▶ WHAT IS BEING ASKED:
Reproduce the whole of the records exactly, and make sure no picture is carried into the result.
─── RECORDS SUPPLIED
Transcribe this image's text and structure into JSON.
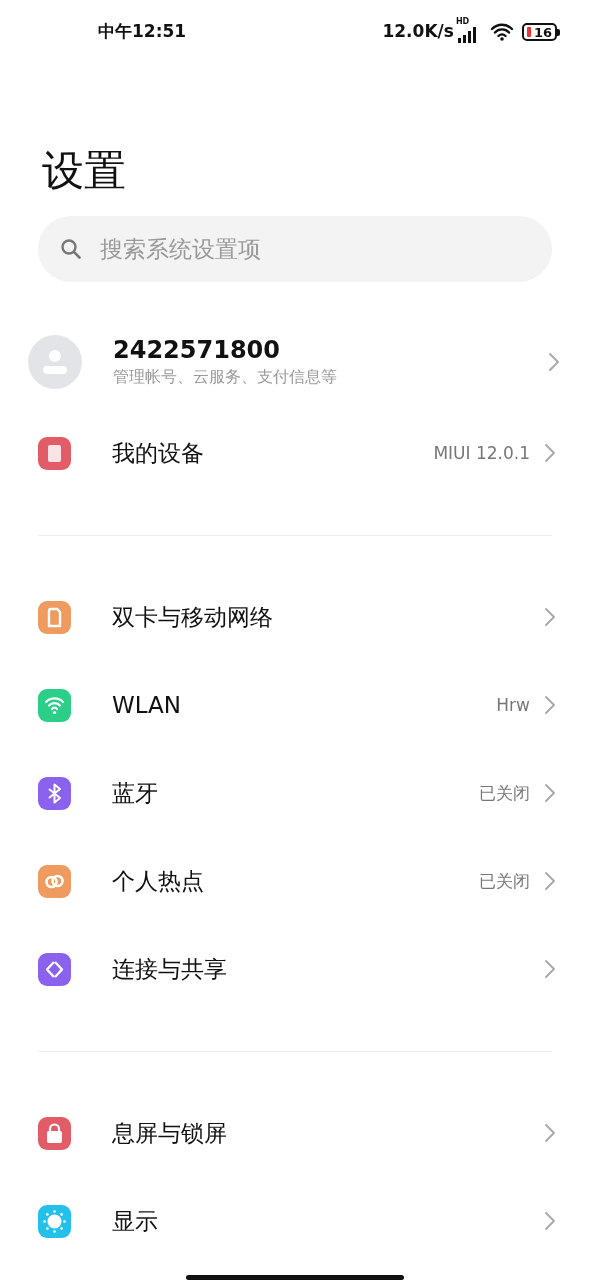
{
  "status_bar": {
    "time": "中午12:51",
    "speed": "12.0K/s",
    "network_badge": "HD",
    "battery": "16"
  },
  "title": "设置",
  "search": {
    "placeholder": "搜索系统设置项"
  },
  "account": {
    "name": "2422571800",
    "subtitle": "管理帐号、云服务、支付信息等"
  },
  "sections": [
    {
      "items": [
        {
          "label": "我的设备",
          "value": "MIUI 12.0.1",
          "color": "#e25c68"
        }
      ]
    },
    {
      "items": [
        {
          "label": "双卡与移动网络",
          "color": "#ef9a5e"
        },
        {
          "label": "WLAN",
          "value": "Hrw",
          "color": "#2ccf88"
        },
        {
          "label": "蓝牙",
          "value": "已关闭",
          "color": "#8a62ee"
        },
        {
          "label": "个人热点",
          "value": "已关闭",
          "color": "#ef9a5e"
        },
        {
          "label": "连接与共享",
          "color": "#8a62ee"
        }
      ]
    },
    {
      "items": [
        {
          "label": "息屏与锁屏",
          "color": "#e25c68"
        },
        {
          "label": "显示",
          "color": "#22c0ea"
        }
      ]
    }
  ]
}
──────
▶ TASK RESULT:
Transcribe this image's text and structure into JSON.
{
  "status_bar": {
    "time": "中午12:51",
    "speed": "12.0K/s",
    "network_badge": "HD",
    "battery": "16"
  },
  "title": "设置",
  "search": {
    "placeholder": "搜索系统设置项"
  },
  "account": {
    "name": "2422571800",
    "subtitle": "管理帐号、云服务、支付信息等"
  },
  "sections": [
    {
      "items": [
        {
          "label": "我的设备",
          "value": "MIUI 12.0.1",
          "color": "#e25c68"
        }
      ]
    },
    {
      "items": [
        {
          "label": "双卡与移动网络",
          "color": "#ef9a5e"
        },
        {
          "label": "WLAN",
          "value": "Hrw",
          "color": "#2ccf88"
        },
        {
          "label": "蓝牙",
          "value": "已关闭",
          "color": "#8a62ee"
        },
        {
          "label": "个人热点",
          "value": "已关闭",
          "color": "#ef9a5e"
        },
        {
          "label": "连接与共享",
          "color": "#8a62ee"
        }
      ]
    },
    {
      "items": [
        {
          "label": "息屏与锁屏",
          "color": "#e25c68"
        },
        {
          "label": "显示",
          "color": "#22c0ea"
        }
      ]
    }
  ]
}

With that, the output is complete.